WHAT TO PRODUCE »
Below are entries to return in full. Keep each one exact.

Website and app data records »
+ + + + + + +

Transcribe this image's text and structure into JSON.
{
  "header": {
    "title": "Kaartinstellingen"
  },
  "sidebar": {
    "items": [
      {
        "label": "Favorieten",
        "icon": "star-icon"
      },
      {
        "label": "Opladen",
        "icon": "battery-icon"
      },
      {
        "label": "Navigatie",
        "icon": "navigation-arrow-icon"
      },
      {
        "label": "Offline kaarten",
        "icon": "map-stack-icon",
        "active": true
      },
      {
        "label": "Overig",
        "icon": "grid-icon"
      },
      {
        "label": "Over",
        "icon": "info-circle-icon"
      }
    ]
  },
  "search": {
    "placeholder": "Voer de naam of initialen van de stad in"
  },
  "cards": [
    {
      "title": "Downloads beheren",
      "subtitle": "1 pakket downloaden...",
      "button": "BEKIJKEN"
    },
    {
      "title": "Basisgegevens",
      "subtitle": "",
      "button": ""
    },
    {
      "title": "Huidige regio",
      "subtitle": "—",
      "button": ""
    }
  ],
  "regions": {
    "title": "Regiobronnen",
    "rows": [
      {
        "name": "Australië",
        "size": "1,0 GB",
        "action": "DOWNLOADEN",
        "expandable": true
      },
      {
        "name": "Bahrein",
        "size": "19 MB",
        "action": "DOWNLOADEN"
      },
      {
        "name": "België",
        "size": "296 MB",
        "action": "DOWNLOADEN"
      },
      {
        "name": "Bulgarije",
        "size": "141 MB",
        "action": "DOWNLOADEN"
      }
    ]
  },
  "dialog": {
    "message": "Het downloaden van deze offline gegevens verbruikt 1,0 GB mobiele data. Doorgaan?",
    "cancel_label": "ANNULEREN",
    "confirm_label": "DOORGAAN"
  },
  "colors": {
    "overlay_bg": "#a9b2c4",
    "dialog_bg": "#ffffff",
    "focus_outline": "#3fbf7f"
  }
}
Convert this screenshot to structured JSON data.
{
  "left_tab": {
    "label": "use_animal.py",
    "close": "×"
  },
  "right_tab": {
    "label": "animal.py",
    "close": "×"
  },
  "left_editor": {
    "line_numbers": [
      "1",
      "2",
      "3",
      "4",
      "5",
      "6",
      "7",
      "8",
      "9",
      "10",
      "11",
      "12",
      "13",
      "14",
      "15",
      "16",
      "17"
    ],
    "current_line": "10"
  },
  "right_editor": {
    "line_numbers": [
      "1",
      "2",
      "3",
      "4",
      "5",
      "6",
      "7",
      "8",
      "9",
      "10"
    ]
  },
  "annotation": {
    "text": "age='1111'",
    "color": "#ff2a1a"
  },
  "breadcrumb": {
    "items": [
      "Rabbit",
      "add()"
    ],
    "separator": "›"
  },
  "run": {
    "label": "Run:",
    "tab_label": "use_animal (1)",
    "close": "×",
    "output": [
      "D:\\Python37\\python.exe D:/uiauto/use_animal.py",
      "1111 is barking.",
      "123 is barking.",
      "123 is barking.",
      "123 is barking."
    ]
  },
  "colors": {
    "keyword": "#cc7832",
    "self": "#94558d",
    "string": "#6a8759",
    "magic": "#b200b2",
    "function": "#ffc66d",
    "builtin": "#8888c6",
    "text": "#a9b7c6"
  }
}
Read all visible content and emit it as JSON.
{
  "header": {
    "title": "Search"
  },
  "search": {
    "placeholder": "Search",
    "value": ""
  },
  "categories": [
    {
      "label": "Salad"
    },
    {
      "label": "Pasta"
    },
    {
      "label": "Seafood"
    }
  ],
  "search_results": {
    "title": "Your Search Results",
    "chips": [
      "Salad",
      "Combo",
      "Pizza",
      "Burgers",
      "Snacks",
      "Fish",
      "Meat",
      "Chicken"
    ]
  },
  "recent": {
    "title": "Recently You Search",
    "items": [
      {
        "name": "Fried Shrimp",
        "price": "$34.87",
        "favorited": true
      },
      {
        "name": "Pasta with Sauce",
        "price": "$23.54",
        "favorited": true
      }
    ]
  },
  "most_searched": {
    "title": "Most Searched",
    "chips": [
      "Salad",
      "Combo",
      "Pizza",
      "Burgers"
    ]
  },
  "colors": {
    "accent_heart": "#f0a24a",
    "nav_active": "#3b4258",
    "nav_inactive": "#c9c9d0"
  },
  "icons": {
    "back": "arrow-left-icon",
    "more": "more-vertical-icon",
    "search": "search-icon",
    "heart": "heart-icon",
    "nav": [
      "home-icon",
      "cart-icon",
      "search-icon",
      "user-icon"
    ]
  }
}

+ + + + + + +

RESPONSE BELOW »
Transcribe this image's text and structure into JSON.
{
  "header": {
    "title": "Kaartinstellingen"
  },
  "sidebar": {
    "items": [
      {
        "label": "Favorieten",
        "icon": "star-icon"
      },
      {
        "label": "Opladen",
        "icon": "battery-icon"
      },
      {
        "label": "Navigatie",
        "icon": "navigation-arrow-icon"
      },
      {
        "label": "Offline kaarten",
        "icon": "map-stack-icon",
        "active": true
      },
      {
        "label": "Overig",
        "icon": "grid-icon"
      },
      {
        "label": "Over",
        "icon": "info-circle-icon"
      }
    ]
  },
  "search": {
    "placeholder": "Voer de naam of initialen van de stad in"
  },
  "cards": [
    {
      "title": "Downloads beheren",
      "subtitle": "1 pakket downloaden...",
      "button": "BEKIJKEN"
    },
    {
      "title": "Basisgegevens",
      "subtitle": "",
      "button": ""
    },
    {
      "title": "Huidige regio",
      "subtitle": "—",
      "button": ""
    }
  ],
  "regions": {
    "title": "Regiobronnen",
    "rows": [
      {
        "name": "Australië",
        "size": "1,0 GB",
        "action": "DOWNLOADEN",
        "expandable": true
      },
      {
        "name": "Bahrein",
        "size": "19 MB",
        "action": "DOWNLOADEN"
      },
      {
        "name": "België",
        "size": "296 MB",
        "action": "DOWNLOADEN"
      },
      {
        "name": "Bulgarije",
        "size": "141 MB",
        "action": "DOWNLOADEN"
      }
    ]
  },
  "dialog": {
    "message": "Het downloaden van deze offline gegevens verbruikt 1,0 GB mobiele data. Doorgaan?",
    "cancel_label": "ANNULEREN",
    "confirm_label": "DOORGAAN"
  },
  "colors": {
    "overlay_bg": "#a9b2c4",
    "dialog_bg": "#ffffff",
    "focus_outline": "#3fbf7f"
  }
}
Convert this screenshot to structured JSON data.
{
  "left_tab": {
    "label": "use_animal.py",
    "close": "×"
  },
  "right_tab": {
    "label": "animal.py",
    "close": "×"
  },
  "left_editor": {
    "line_numbers": [
      "1",
      "2",
      "3",
      "4",
      "5",
      "6",
      "7",
      "8",
      "9",
      "10",
      "11",
      "12",
      "13",
      "14",
      "15",
      "16",
      "17"
    ],
    "current_line": "10"
  },
  "right_editor": {
    "line_numbers": [
      "1",
      "2",
      "3",
      "4",
      "5",
      "6",
      "7",
      "8",
      "9",
      "10"
    ]
  },
  "annotation": {
    "text": "age='1111'",
    "color": "#ff2a1a"
  },
  "breadcrumb": {
    "items": [
      "Rabbit",
      "add()"
    ],
    "separator": "›"
  },
  "run": {
    "label": "Run:",
    "tab_label": "use_animal (1)",
    "close": "×",
    "output": [
      "D:\\Python37\\python.exe D:/uiauto/use_animal.py",
      "1111 is barking.",
      "123 is barking.",
      "123 is barking.",
      "123 is barking."
    ]
  },
  "colors": {
    "keyword": "#cc7832",
    "self": "#94558d",
    "string": "#6a8759",
    "magic": "#b200b2",
    "function": "#ffc66d",
    "builtin": "#8888c6",
    "text": "#a9b7c6"
  }
}
Read all visible content and emit it as JSON.
{
  "header": {
    "title": "Search"
  },
  "search": {
    "placeholder": "Search",
    "value": ""
  },
  "categories": [
    {
      "label": "Salad"
    },
    {
      "label": "Pasta"
    },
    {
      "label": "Seafood"
    }
  ],
  "search_results": {
    "title": "Your Search Results",
    "chips": [
      "Salad",
      "Combo",
      "Pizza",
      "Burgers",
      "Snacks",
      "Fish",
      "Meat",
      "Chicken"
    ]
  },
  "recent": {
    "title": "Recently You Search",
    "items": [
      {
        "name": "Fried Shrimp",
        "price": "$34.87",
        "favorited": true
      },
      {
        "name": "Pasta with Sauce",
        "price": "$23.54",
        "favorited": true
      }
    ]
  },
  "most_searched": {
    "title": "Most Searched",
    "chips": [
      "Salad",
      "Combo",
      "Pizza",
      "Burgers"
    ]
  },
  "colors": {
    "accent_heart": "#f0a24a",
    "nav_active": "#3b4258",
    "nav_inactive": "#c9c9d0"
  },
  "icons": {
    "back": "arrow-left-icon",
    "more": "more-vertical-icon",
    "search": "search-icon",
    "heart": "heart-icon",
    "nav": [
      "home-icon",
      "cart-icon",
      "search-icon",
      "user-icon"
    ]
  }
}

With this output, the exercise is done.